__ASSIGNED TASK__. Wherever the word "price" turns up in a line of the entries, copy that line.

(Beginning of DATA EXTRACT)

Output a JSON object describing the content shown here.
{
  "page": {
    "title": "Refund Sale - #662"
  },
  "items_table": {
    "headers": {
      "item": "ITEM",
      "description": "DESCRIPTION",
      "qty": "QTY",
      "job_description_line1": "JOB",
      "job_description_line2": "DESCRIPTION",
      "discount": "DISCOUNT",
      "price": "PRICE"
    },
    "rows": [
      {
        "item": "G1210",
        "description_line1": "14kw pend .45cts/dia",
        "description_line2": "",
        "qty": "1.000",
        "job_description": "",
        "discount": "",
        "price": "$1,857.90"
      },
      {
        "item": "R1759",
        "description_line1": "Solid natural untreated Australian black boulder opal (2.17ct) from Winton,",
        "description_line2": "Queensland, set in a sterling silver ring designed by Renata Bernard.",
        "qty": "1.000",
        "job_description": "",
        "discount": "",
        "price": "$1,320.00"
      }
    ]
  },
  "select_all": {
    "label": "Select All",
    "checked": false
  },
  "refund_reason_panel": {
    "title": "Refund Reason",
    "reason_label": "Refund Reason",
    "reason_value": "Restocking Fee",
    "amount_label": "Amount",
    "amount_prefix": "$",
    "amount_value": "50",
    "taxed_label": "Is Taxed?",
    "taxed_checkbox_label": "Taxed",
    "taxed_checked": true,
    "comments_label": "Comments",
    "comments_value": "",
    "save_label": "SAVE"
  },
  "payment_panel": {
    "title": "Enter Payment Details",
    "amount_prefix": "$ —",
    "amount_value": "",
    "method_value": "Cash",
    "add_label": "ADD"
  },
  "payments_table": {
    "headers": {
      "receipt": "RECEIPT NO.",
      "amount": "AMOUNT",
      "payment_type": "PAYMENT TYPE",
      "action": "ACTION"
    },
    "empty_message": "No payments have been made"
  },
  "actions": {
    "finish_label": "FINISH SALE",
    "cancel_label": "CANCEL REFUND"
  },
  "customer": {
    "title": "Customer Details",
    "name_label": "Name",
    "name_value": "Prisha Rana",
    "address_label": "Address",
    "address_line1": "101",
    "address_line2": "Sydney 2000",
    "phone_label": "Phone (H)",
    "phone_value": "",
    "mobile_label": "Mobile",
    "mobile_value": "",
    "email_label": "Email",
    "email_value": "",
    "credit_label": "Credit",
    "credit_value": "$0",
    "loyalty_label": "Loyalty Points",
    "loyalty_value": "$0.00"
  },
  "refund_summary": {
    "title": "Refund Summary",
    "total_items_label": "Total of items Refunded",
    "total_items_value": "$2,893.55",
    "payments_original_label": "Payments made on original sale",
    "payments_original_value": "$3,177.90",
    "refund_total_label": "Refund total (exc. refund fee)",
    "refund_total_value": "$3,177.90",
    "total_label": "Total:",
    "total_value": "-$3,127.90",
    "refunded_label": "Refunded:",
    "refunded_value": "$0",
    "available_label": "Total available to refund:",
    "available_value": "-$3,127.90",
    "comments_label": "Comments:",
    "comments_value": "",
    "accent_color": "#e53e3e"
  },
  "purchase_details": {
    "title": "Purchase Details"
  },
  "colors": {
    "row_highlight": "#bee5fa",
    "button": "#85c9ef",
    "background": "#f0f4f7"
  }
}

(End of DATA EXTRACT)

__TASK SOLUTION__.
      "price": "PRICE"
        "price": "$1,857.90"
        "price": "$1,320.00"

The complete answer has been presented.